▶ _EXCERPTED RECORDS_:
# # #

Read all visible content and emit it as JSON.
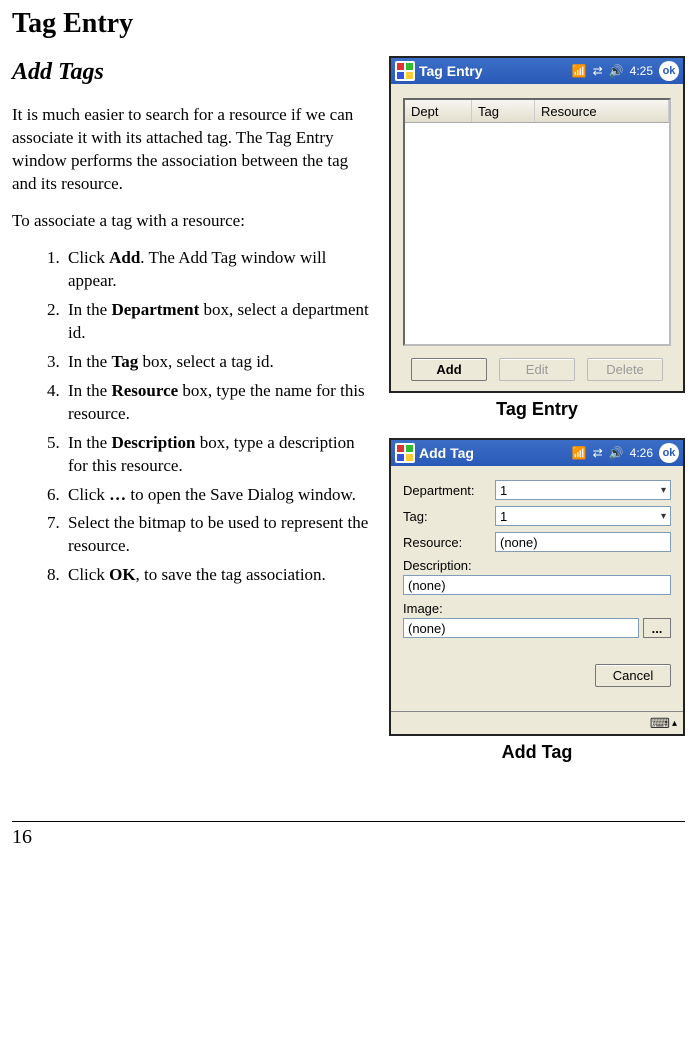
{
  "page": {
    "title": "Tag Entry",
    "section": "Add Tags",
    "intro": "It is much easier to search for a resource if we can associate it with its attached tag.  The Tag Entry window performs the association between the tag and its resource.",
    "lead": "To associate a tag with a resource:",
    "steps": [
      {
        "pre": "Click ",
        "b": "Add",
        "post": ".  The Add Tag window will appear."
      },
      {
        "pre": "In the ",
        "b": "Department",
        "post": " box, select a department id."
      },
      {
        "pre": "In the ",
        "b": "Tag",
        "post": " box, select a tag id."
      },
      {
        "pre": "In the ",
        "b": "Resource",
        "post": " box, type the name for this resource."
      },
      {
        "pre": "In the ",
        "b": "Description",
        "post": " box, type a description for this resource."
      },
      {
        "pre": "Click ",
        "b": "…",
        "post": " to open the Save Dialog window."
      },
      {
        "pre": "Select the bitmap to be used to represent the resource.",
        "b": "",
        "post": ""
      },
      {
        "pre": "Click ",
        "b": "OK",
        "post": ", to save the tag association."
      }
    ],
    "footer_page": "16"
  },
  "tagEntryWindow": {
    "title": "Tag Entry",
    "time": "4:25",
    "columns": {
      "dept": "Dept",
      "tag": "Tag",
      "resource": "Resource"
    },
    "buttons": {
      "add": "Add",
      "edit": "Edit",
      "delete": "Delete"
    },
    "caption": "Tag Entry",
    "ok": "ok"
  },
  "addTagWindow": {
    "title": "Add Tag",
    "time": "4:26",
    "labels": {
      "dept": "Department:",
      "tag": "Tag:",
      "resource": "Resource:",
      "desc": "Description:",
      "image": "Image:"
    },
    "values": {
      "dept": "1",
      "tag": "1",
      "resource": "(none)",
      "desc": "(none)",
      "image": "(none)"
    },
    "ellipsis": "...",
    "cancel": "Cancel",
    "caption": "Add Tag",
    "ok": "ok"
  }
}
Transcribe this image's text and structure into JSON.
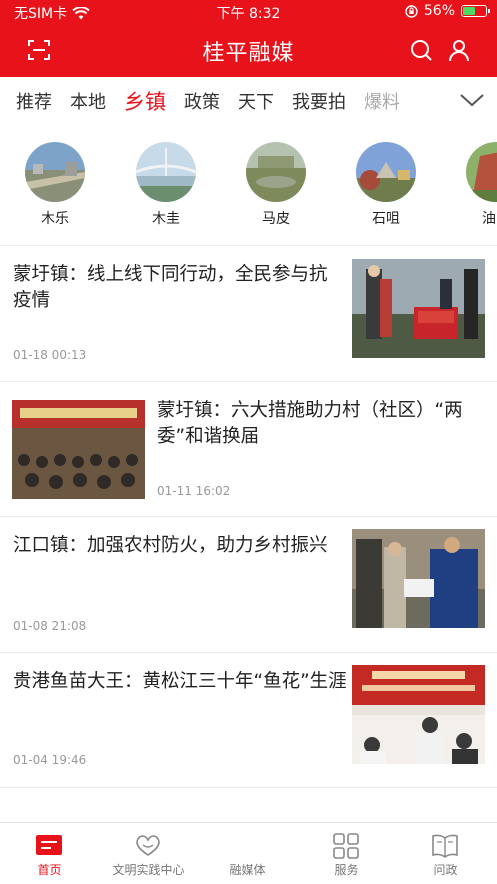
{
  "status_bar": {
    "carrier": "无SIM卡",
    "time": "下午 8:32",
    "battery": "56%",
    "battery_level": 0.56
  },
  "header": {
    "title": "桂平融媒",
    "icons": [
      "scan-icon",
      "search-icon",
      "user-icon"
    ]
  },
  "tabs": [
    "推荐",
    "本地",
    "乡镇",
    "政策",
    "天下",
    "我要拍",
    "爆料"
  ],
  "active_tab": "乡镇",
  "towns": [
    "木乐",
    "木圭",
    "马皮",
    "石咀",
    "油"
  ],
  "news": [
    {
      "title": "蒙圩镇：线上线下同行动，全民参与抗疫情",
      "time": "01-18 00:13"
    },
    {
      "title": "蒙圩镇：六大措施助力村（社区）“两委”和谐换届",
      "time": "01-11 16:02"
    },
    {
      "title": "江口镇：加强农村防火，助力乡村振兴",
      "time": "01-08 21:08"
    },
    {
      "title": "贵港鱼苗大王：黄松江三十年“鱼花”生涯",
      "time": "01-04 19:46"
    }
  ],
  "bottom_nav": [
    "首页",
    "文明实践中心",
    "融媒体",
    "服务",
    "问政"
  ],
  "colors": {
    "accent": "#e8121b"
  }
}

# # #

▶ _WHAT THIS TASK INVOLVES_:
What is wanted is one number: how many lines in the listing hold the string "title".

▶ _COMPLETED EXERCISE_:
8